“We will review the decision,” said Daniel Scarpinato, press aide to Republican Gov. Doug Ducey.
House Speaker J.D. Mesnard, R-Chandler, said he appreciates the justices saying it is up to the Legislature to establish policy.
“But at this point I really don’t know what we will do,” Mesnard said. He said it may be preferable to let individual cases make their way through the courts rather than “open up the whole statute” to look for laws that could be considered discriminatory.
That’s also the assessment of Senate President Steve Yarbrough, R-Chandler. “Whether we choose a massive rewrite of our law or allow real, specific fact situations and disputes to be resolved by the courts is a question that requires careful analysis,” he said.
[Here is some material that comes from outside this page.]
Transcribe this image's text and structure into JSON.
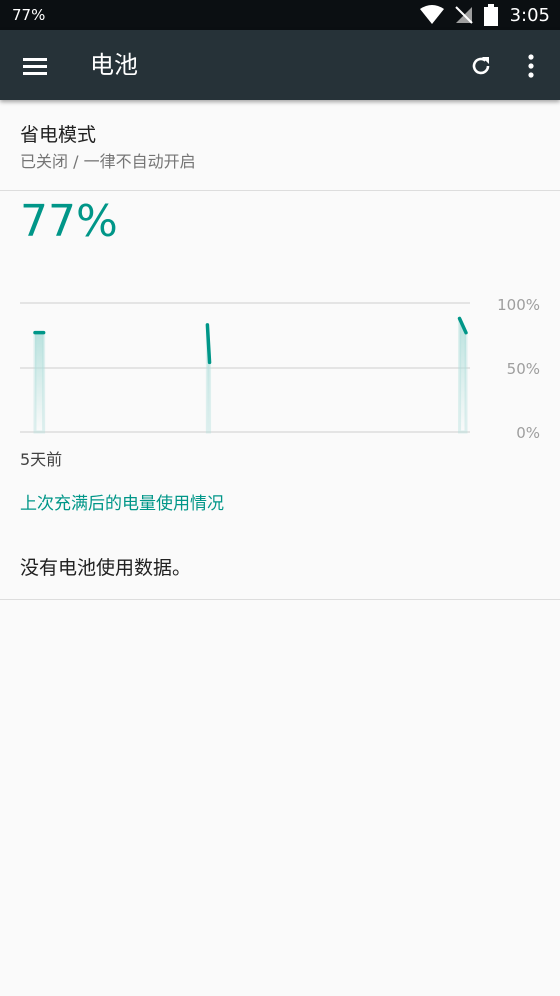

Court records show that Kimberly and Suzan McLaughlin, legally married in California in 2008, agreed to have a child through artificial insemination using an anonymous sperm donor.
Kimberly became pregnant in 2010. The couple moved to Tucson, entered into a joint parenting agreement and executed mirror wills, declaring they were to be equal parents to the child. After the 2011 birth, Suzan stayed home and cared for the boy while Kimberly worked as a physician. When he was nearly 2, Kimberly moved out, taking him with her and cutting off his contact with Suzan.
Suzan filed for divorce and sought parenting time, citing the law that says the husband is the presumed parent of a child born within 10 months of a marriage. When a trial judge agreed to let the case proceed, Kimberly appealed, saying the law applies only when the other spouse is a man.
But Bales said applying the law in a gender-specific fashion in the wake of the U.S. Supreme Court decision violates the Equal Protection Amendment of the U.S. Constitution.
“Denying same-sex couples the same legal treatment in marriage and all the benefits afforded opposite-sex couples works a grave and continuing harm on gays and lesbians in various ways — demeaning them, humiliating and stigmatizing their children and family units, and teaching society that they are inferior in important respects,” the Arizona chief justice said.
Writing separately, Justice Clint Bolick said he agrees that, given the facts of this case, Suzan McLaughlin is entitled to be seen as the boy’s legal parent in the pending divorce case. But he declined to conclude that the paternity laws as written are unconstitutional and said there is no basis for the court to extend its reach to same-sex marriages.
Arizona had a now-overturned 2008 voter-approved ban on same-sex marriage.